But does that imply that there really will be a heaven and hell in the end? Some think so. Some do not. Rob Bell, in his book, “Love Wins” argues that God seeks to gather all his creation to Himself (heaven) and will find the means to do so. With eternity to work with, this is always a possibility. I personally do not know the answer… yet. We all will eventually. What I do know is that seeking to embrace love and acceptance is never a wrong thing.

Even if I turn out to be totally full of bologna and am self deceived; even if my whole NDE was simply an epic hallucination brought on by hypoxia; even if in the final analysis there is no God; I can still confidently state that choosing to live as if there is and choosing to embrace Him as the very essence of Love and seek to conform myself to that essence, I will have won a great victory in this life. Because the bottom line is that the path of Love, joy, truth, and grace is a path that generates peace and well being without fail. We are wired to desire these things. Even scientific analysis concurs in this. So, while I firmly believe He exists, I even more firmly believe that seeking Him is the greatest endeavor a human being can undertake.
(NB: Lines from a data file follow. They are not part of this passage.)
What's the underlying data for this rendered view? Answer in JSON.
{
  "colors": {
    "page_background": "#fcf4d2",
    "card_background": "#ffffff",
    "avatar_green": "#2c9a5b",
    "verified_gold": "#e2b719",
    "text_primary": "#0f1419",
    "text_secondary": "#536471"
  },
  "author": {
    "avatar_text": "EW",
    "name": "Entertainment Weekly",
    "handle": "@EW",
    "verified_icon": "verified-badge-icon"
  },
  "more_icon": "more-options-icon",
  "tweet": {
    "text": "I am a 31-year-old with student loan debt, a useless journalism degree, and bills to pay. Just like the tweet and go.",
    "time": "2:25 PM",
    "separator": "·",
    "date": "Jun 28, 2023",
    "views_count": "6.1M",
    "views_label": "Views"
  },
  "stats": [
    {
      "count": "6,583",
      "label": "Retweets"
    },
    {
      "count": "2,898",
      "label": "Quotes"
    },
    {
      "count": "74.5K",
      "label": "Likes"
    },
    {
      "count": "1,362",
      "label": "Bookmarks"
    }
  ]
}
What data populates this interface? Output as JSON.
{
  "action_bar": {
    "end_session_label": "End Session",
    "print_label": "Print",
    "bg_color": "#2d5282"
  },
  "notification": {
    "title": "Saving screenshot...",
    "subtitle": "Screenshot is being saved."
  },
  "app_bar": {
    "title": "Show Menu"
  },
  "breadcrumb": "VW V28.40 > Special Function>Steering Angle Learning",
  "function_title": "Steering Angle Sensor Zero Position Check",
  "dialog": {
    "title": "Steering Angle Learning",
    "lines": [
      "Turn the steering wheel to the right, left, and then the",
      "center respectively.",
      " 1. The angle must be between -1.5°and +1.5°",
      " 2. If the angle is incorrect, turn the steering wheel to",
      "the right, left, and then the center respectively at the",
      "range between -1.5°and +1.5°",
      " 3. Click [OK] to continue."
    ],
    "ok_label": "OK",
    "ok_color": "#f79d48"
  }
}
Shalom to you all.


About Joel Hall

Onward through the fog!
This entry was posted in God Dream, Musings on the Bible, Spiritual Living and tagged , , , , , , , , , , . Bookmark the permalink.

4 Responses to What We Don’t Know Can Hurt Us

  1. thank you joel for sharing your experience. a lot of people have and have had a nde, and some people belive, take that person as telling the truth. eblen alexander, a neuro surgeon, that now has a book out, title proof of heaven, the movie, heaven is for real, now out at theaters, are constanly letting us know the spirit realm, that we call heaven is REAL regardless we believe or not for those of us that have not had a nde. i am grateful to all of you who have the courage to come forth and share your stories. again, thank you a gazillion for sharing.

    • Joel Hall says:

      The hardest thing for humans to do is to humbly admit how little we really know about so many things. Having an NDE, in and of itself, does not guarantee that heaven is real, but often, as in my case, that experience is accompanied by revelations of verifiable knowledge that cannot be easily be explained away as mere coincidence. I am glad you enjoyed this post and hope you will continue to seek the Truth, even when it seems to lead you places that may appear ridiculous to others. Shalom, friend.

  2. “[T]he biggest take away from that experience was the overwhelming impression that we are all loved with a love so deep, so profound, that it is practically indescribable using human language.”

    For me, this is the most crucial line of your entire post. And it seems to be the most crucial piece of NDEs. Knowing that kind of love transforms us. And if enough of us know it, it can transform the world.

Leave a Reply

Fill in your details below or click an icon to log in:

WordPress.com Logo

You are commenting using your WordPress.com account. Log Out /  Change )

Google+ photo

You are commenting using your Google+ account. Log Out /  Change )

Twitter picture

You are commenting using your Twitter account. Log Out /  Change )

Facebook photo

You are commenting using your Facebook account. Log Out /  Change )

Connecting to %s